*Task details*.
Search the records for the word "classic" and pick out every line that has it.
━━━
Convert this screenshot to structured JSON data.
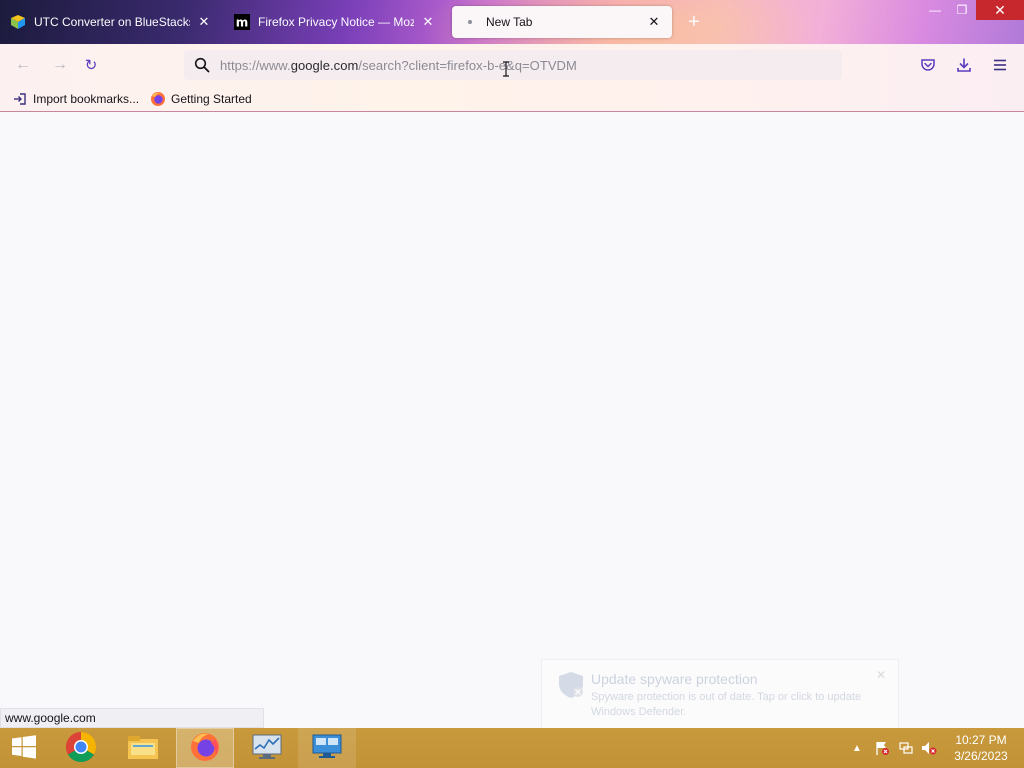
{
  "browser": {
    "tabs": [
      {
        "label": "UTC Converter on BlueStacks",
        "icon": "bluestacks-icon",
        "active": false
      },
      {
        "label": "Firefox Privacy Notice — Mozilla",
        "icon": "mozilla-m-icon",
        "active": false
      },
      {
        "label": "New Tab",
        "icon": "dot-icon",
        "active": true
      }
    ],
    "close_glyph": "✕",
    "new_tab_glyph": "+"
  },
  "window_controls": {
    "minimize": "—",
    "maximize": "❐",
    "close": "✕"
  },
  "nav": {
    "back_glyph": "←",
    "forward_glyph": "→",
    "reload_glyph": "↻",
    "url_prefix": "https://www.",
    "url_domain": "google.com",
    "url_suffix": "/search?client=firefox-b-e&q=OTVDM"
  },
  "bookmarks": [
    {
      "label": "Import bookmarks...",
      "icon": "import-icon"
    },
    {
      "label": "Getting Started",
      "icon": "firefox-icon"
    }
  ],
  "status_bar": {
    "text": "www.google.com"
  },
  "toast": {
    "title": "Update spyware protection",
    "body": "Spyware protection is out of date. Tap or click to update Windows Defender."
  },
  "taskbar": {
    "apps": [
      "start-icon",
      "chrome-icon",
      "file-explorer-icon",
      "firefox-icon",
      "performance-monitor-icon",
      "remote-desktop-icon"
    ],
    "clock_time": "10:27 PM",
    "clock_date": "3/26/2023"
  },
  "colors": {
    "accent": "#5b3bbf",
    "close_red": "#c7282d",
    "taskbar": "#c29237"
  }
}
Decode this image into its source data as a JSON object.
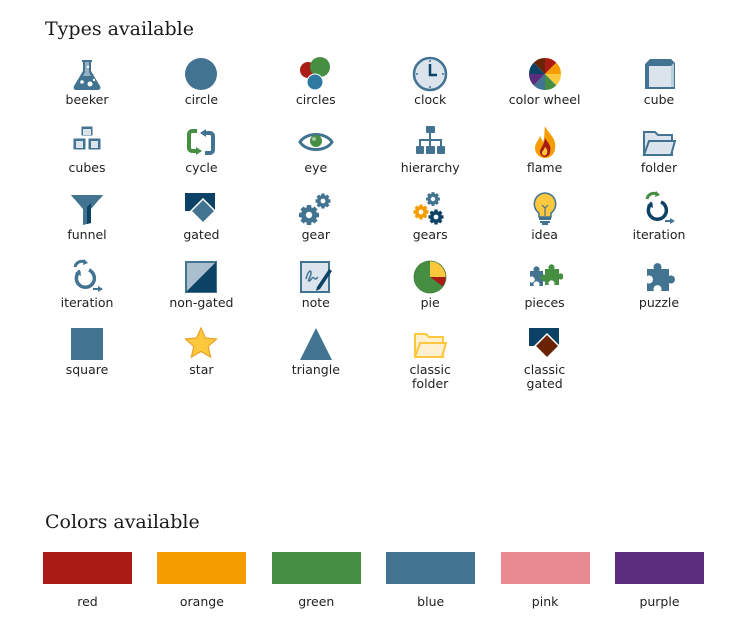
{
  "types_section": {
    "title": "Types available",
    "items": [
      {
        "label": "beeker",
        "icon": "beaker-icon"
      },
      {
        "label": "circle",
        "icon": "circle-icon"
      },
      {
        "label": "circles",
        "icon": "circles-icon"
      },
      {
        "label": "clock",
        "icon": "clock-icon"
      },
      {
        "label": "color wheel",
        "icon": "color-wheel-icon"
      },
      {
        "label": "cube",
        "icon": "cube-icon"
      },
      {
        "label": "cubes",
        "icon": "cubes-icon"
      },
      {
        "label": "cycle",
        "icon": "cycle-icon"
      },
      {
        "label": "eye",
        "icon": "eye-icon"
      },
      {
        "label": "hierarchy",
        "icon": "hierarchy-icon"
      },
      {
        "label": "flame",
        "icon": "flame-icon"
      },
      {
        "label": "folder",
        "icon": "folder-icon"
      },
      {
        "label": "funnel",
        "icon": "funnel-icon"
      },
      {
        "label": "gated",
        "icon": "gated-icon"
      },
      {
        "label": "gear",
        "icon": "gear-icon"
      },
      {
        "label": "gears",
        "icon": "gears-icon"
      },
      {
        "label": "idea",
        "icon": "lightbulb-icon"
      },
      {
        "label": "iteration",
        "icon": "iteration-color-icon"
      },
      {
        "label": "iteration",
        "icon": "iteration-icon"
      },
      {
        "label": "non-gated",
        "icon": "non-gated-icon"
      },
      {
        "label": "note",
        "icon": "note-icon"
      },
      {
        "label": "pie",
        "icon": "pie-icon"
      },
      {
        "label": "pieces",
        "icon": "pieces-icon"
      },
      {
        "label": "puzzle",
        "icon": "puzzle-icon"
      },
      {
        "label": "square",
        "icon": "square-icon"
      },
      {
        "label": "star",
        "icon": "star-icon"
      },
      {
        "label": "triangle",
        "icon": "triangle-icon"
      },
      {
        "label": "classic\nfolder",
        "label_lines": [
          "classic",
          "folder"
        ],
        "icon": "classic-folder-icon"
      },
      {
        "label": "classic\ngated",
        "label_lines": [
          "classic",
          "gated"
        ],
        "icon": "classic-gated-icon"
      }
    ]
  },
  "colors_section": {
    "title": "Colors available",
    "items": [
      {
        "label": "red",
        "color": "#ab1b15"
      },
      {
        "label": "orange",
        "color": "#f59d00"
      },
      {
        "label": "green",
        "color": "#458e42"
      },
      {
        "label": "blue",
        "color": "#427391"
      },
      {
        "label": "pink",
        "color": "#e98a92"
      },
      {
        "label": "purple",
        "color": "#5a2d7e"
      }
    ]
  },
  "palette": {
    "icon_blue": "#427391",
    "dark_blue": "#0b4266",
    "light_fill": "#dbe4ec",
    "green": "#458e42",
    "red": "#ab1b15",
    "yellow": "#fdc83d",
    "brown": "#6b2305"
  }
}
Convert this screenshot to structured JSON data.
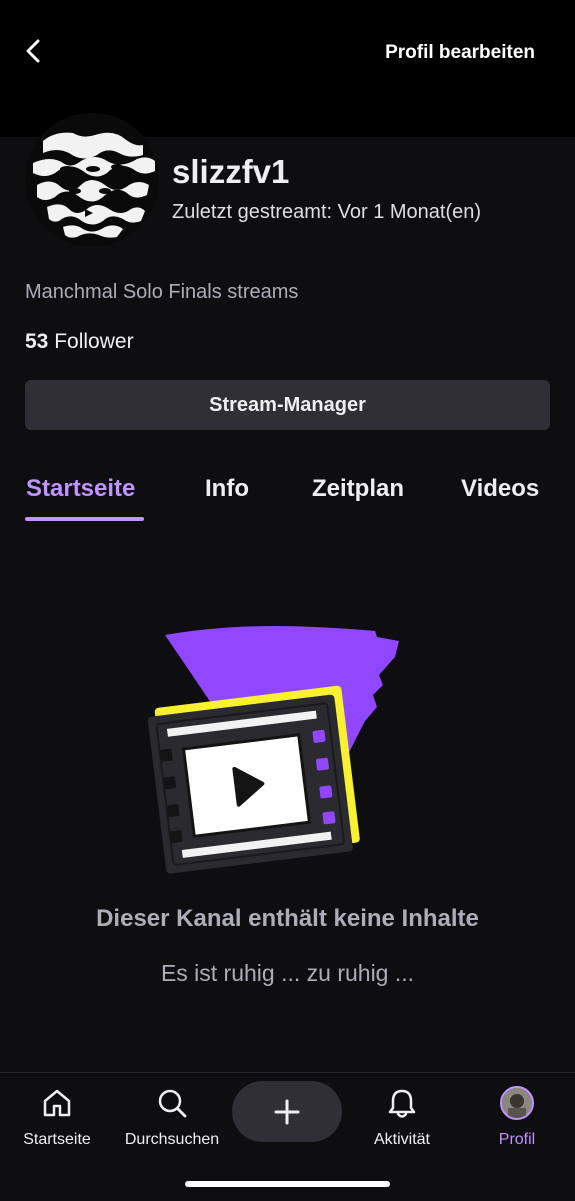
{
  "header": {
    "edit_profile": "Profil bearbeiten"
  },
  "profile": {
    "username": "slizzfv1",
    "last_streamed": "Zuletzt gestreamt: Vor 1 Monat(en)",
    "bio": "Manchmal Solo Finals streams",
    "follower_count": "53",
    "follower_label": "Follower"
  },
  "stream_manager_label": "Stream-Manager",
  "tabs": [
    {
      "label": "Startseite",
      "active": true
    },
    {
      "label": "Info"
    },
    {
      "label": "Zeitplan"
    },
    {
      "label": "Videos"
    }
  ],
  "empty_state": {
    "title": "Dieser Kanal enthält keine Inhalte",
    "subtitle": "Es ist ruhig ... zu ruhig ..."
  },
  "bottom_nav": [
    {
      "label": "Startseite",
      "icon": "home-icon"
    },
    {
      "label": "Durchsuchen",
      "icon": "search-icon"
    },
    {
      "label": "",
      "icon": "plus-icon"
    },
    {
      "label": "Aktivität",
      "icon": "bell-icon"
    },
    {
      "label": "Profil",
      "icon": "profile-avatar",
      "active": true
    }
  ],
  "colors": {
    "accent": "#bf94ff",
    "background": "#0e0e10",
    "button": "#2f2f35",
    "illustration_purple": "#9147ff",
    "illustration_yellow": "#f8f131"
  }
}
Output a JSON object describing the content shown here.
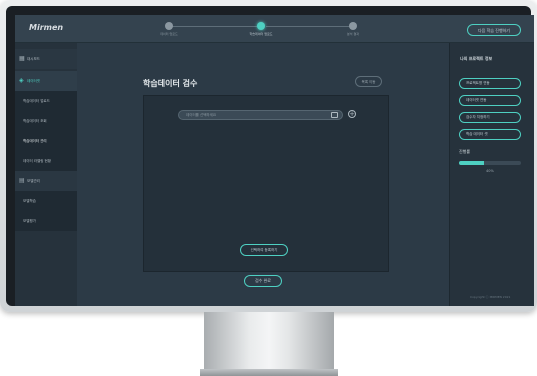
{
  "app": {
    "logo": "Mirmen",
    "top_button": "다음 학습 진행하기"
  },
  "steps": [
    {
      "label": "데이터 업로드"
    },
    {
      "label": "학습데이터 업로드"
    },
    {
      "label": "분석 결과"
    }
  ],
  "sidebar": {
    "items": [
      {
        "icon": "grid-icon",
        "label": "대시보드"
      },
      {
        "icon": "tag-icon",
        "label": "데이터셋"
      },
      {
        "label": "학습데이터 업로드"
      },
      {
        "label": "학습데이터 조회"
      },
      {
        "label": "학습데이터 관리"
      },
      {
        "label": "데이터 라벨링 현황"
      },
      {
        "icon": "chart-icon",
        "label": "모델관리"
      },
      {
        "label": "모델학습"
      },
      {
        "label": "모델평가"
      }
    ]
  },
  "main": {
    "title": "학습데이터 검수",
    "small_button": "목록 이동",
    "search_placeholder": "데이터를 선택하세요",
    "panel_button": "선택하여 등록하기",
    "bottom_button": "검수 완료"
  },
  "right": {
    "title": "나의 프로젝트 정보",
    "pills": [
      "프로젝트명 연동",
      "데이터셋 연동",
      "검수자 지정하기",
      "학습 데이터 셋"
    ],
    "progress_label": "진행률",
    "progress_value": 40,
    "progress_text": "40%",
    "copyright": "Copyright ⓒ MIRMEN 2021"
  },
  "colors": {
    "accent": "#4ed0c2",
    "background": "#2c3a46"
  }
}
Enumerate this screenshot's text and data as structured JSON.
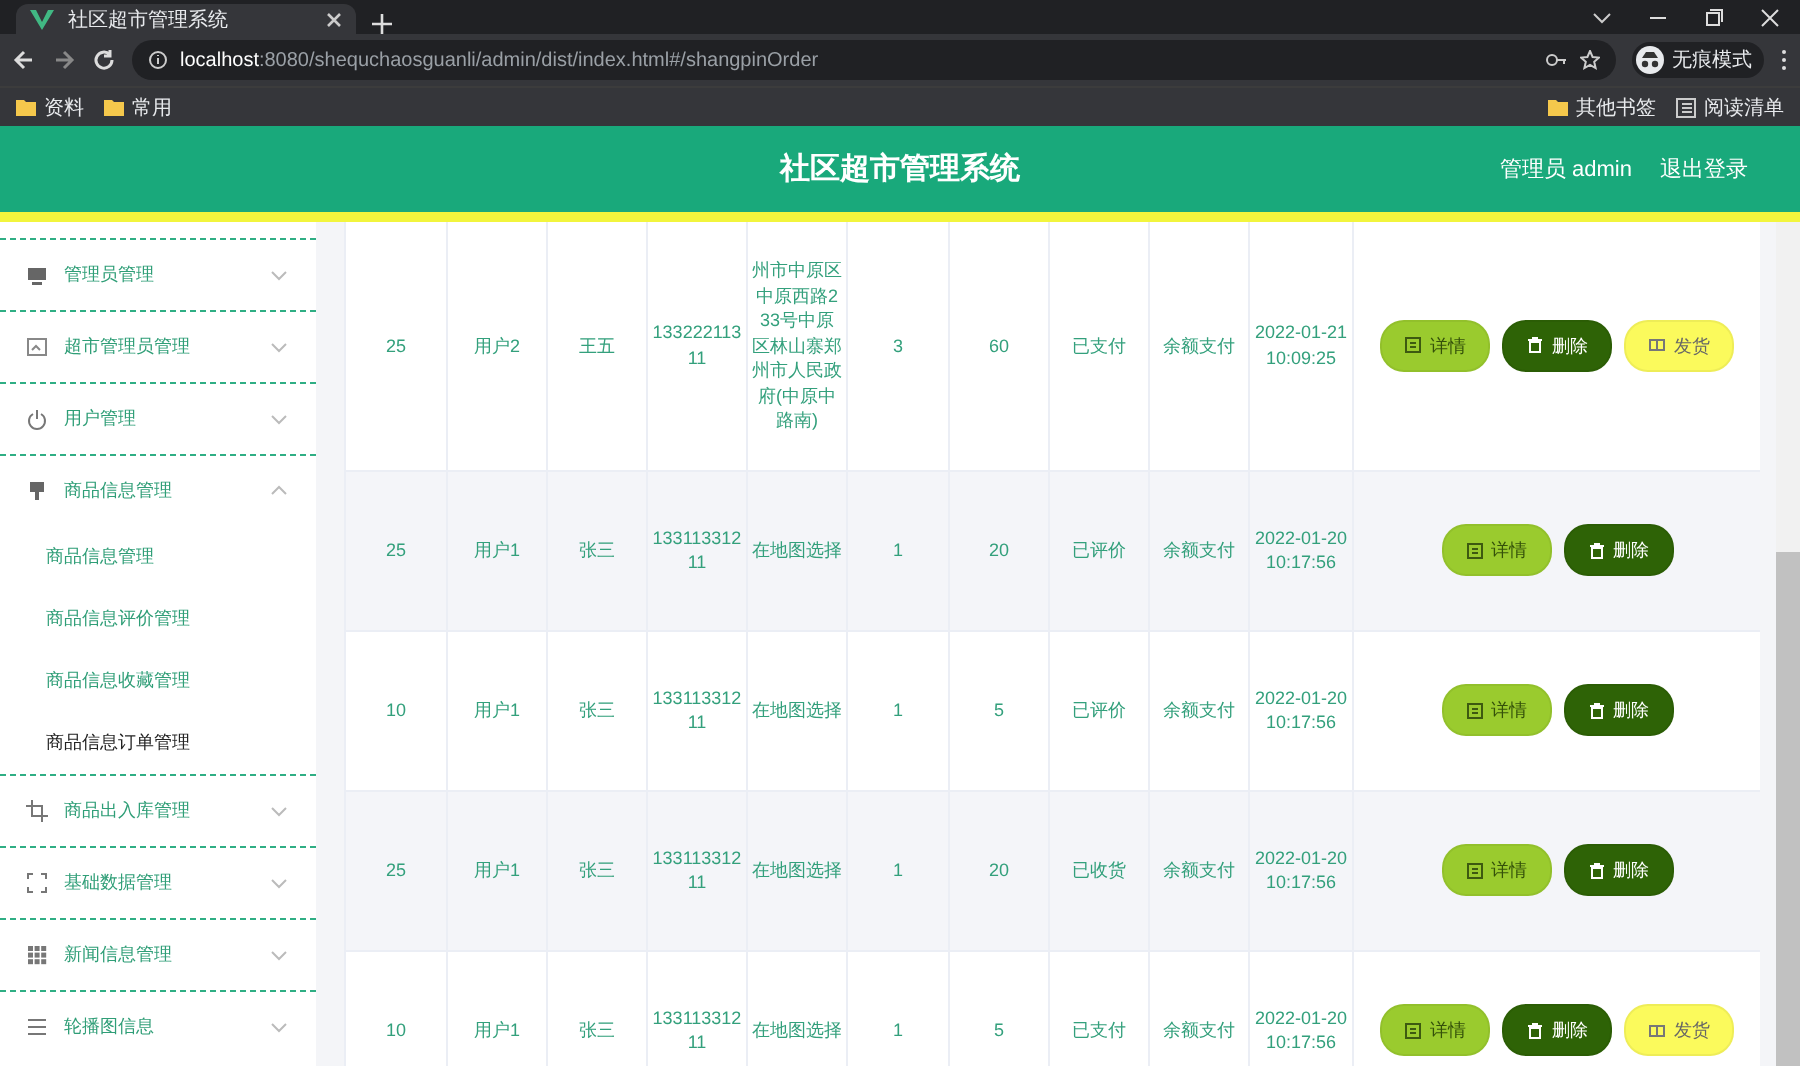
{
  "browser": {
    "tab_title": "社区超市管理系统",
    "url_host": "localhost",
    "url_path": ":8080/shequchaosguanli/admin/dist/index.html#/shangpinOrder",
    "profile": "无痕模式",
    "bookmarks": [
      "资料",
      "常用"
    ],
    "bookmarks_right": [
      "其他书签",
      "阅读清单"
    ]
  },
  "header": {
    "title": "社区超市管理系统",
    "user": "管理员 admin",
    "logout": "退出登录"
  },
  "sidebar": {
    "items": [
      {
        "label": "管理员管理",
        "expanded": false
      },
      {
        "label": "超市管理员管理",
        "expanded": false
      },
      {
        "label": "用户管理",
        "expanded": false
      },
      {
        "label": "商品信息管理",
        "expanded": true,
        "children": [
          {
            "label": "商品信息管理",
            "selected": false
          },
          {
            "label": "商品信息评价管理",
            "selected": false
          },
          {
            "label": "商品信息收藏管理",
            "selected": false
          },
          {
            "label": "商品信息订单管理",
            "selected": true
          }
        ]
      },
      {
        "label": "商品出入库管理",
        "expanded": false
      },
      {
        "label": "基础数据管理",
        "expanded": false
      },
      {
        "label": "新闻信息管理",
        "expanded": false
      },
      {
        "label": "轮播图信息",
        "expanded": false
      }
    ]
  },
  "table": {
    "rows": [
      {
        "cells": [
          "25",
          "用户2",
          "王五",
          "13322211311",
          "州市中原区中原西路233号中原区林山寨郑州市人民政府(中原中路南)",
          "3",
          "60",
          "已支付",
          "余额支付",
          "2022-01-21 10:09:25"
        ],
        "actions": [
          {
            "label": "详情",
            "kind": "detail"
          },
          {
            "label": "删除",
            "kind": "delete"
          },
          {
            "label": "发货",
            "kind": "ship"
          }
        ]
      },
      {
        "cells": [
          "25",
          "用户1",
          "张三",
          "13311331211",
          "在地图选择",
          "1",
          "20",
          "已评价",
          "余额支付",
          "2022-01-20 10:17:56"
        ],
        "actions": [
          {
            "label": "详情",
            "kind": "detail"
          },
          {
            "label": "删除",
            "kind": "delete"
          }
        ]
      },
      {
        "cells": [
          "10",
          "用户1",
          "张三",
          "13311331211",
          "在地图选择",
          "1",
          "5",
          "已评价",
          "余额支付",
          "2022-01-20 10:17:56"
        ],
        "actions": [
          {
            "label": "详情",
            "kind": "detail"
          },
          {
            "label": "删除",
            "kind": "delete"
          }
        ]
      },
      {
        "cells": [
          "25",
          "用户1",
          "张三",
          "13311331211",
          "在地图选择",
          "1",
          "20",
          "已收货",
          "余额支付",
          "2022-01-20 10:17:56"
        ],
        "actions": [
          {
            "label": "详情",
            "kind": "detail"
          },
          {
            "label": "删除",
            "kind": "delete"
          }
        ]
      },
      {
        "cells": [
          "10",
          "用户1",
          "张三",
          "13311331211",
          "在地图选择",
          "1",
          "5",
          "已支付",
          "余额支付",
          "2022-01-20 10:17:56"
        ],
        "actions": [
          {
            "label": "详情",
            "kind": "detail"
          },
          {
            "label": "删除",
            "kind": "delete"
          },
          {
            "label": "发货",
            "kind": "ship"
          }
        ]
      }
    ]
  }
}
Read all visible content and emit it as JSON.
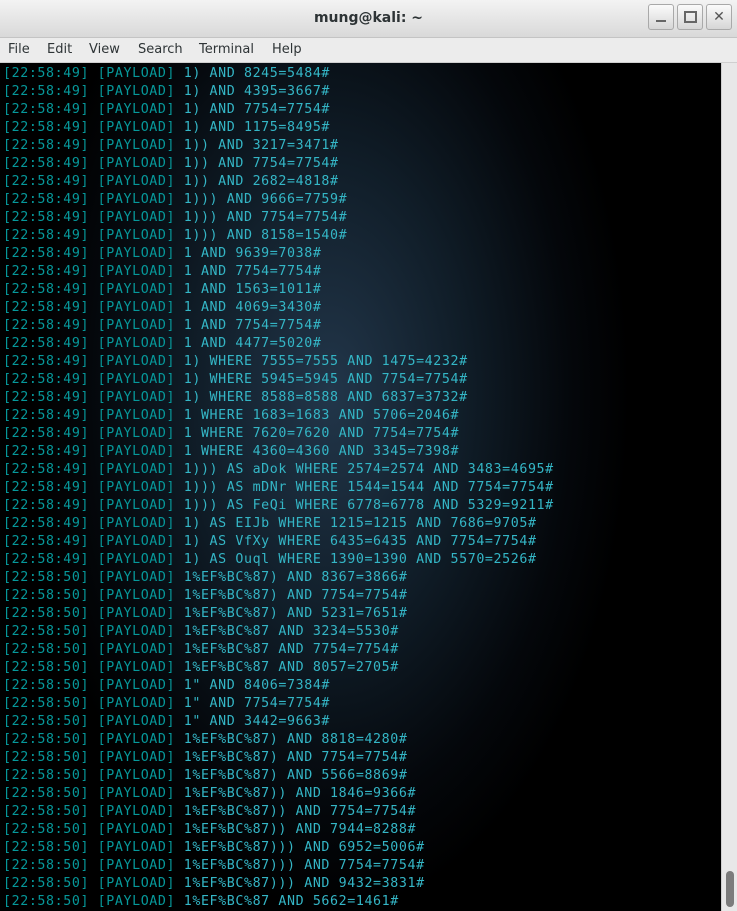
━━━
*Answer to this task*.
        "label": "classic\nfolder",
          "classic",
        "icon": "classic-folder-icon"
        "label": "classic\ngated",
          "classic",
        "icon": "classic-gated-icon"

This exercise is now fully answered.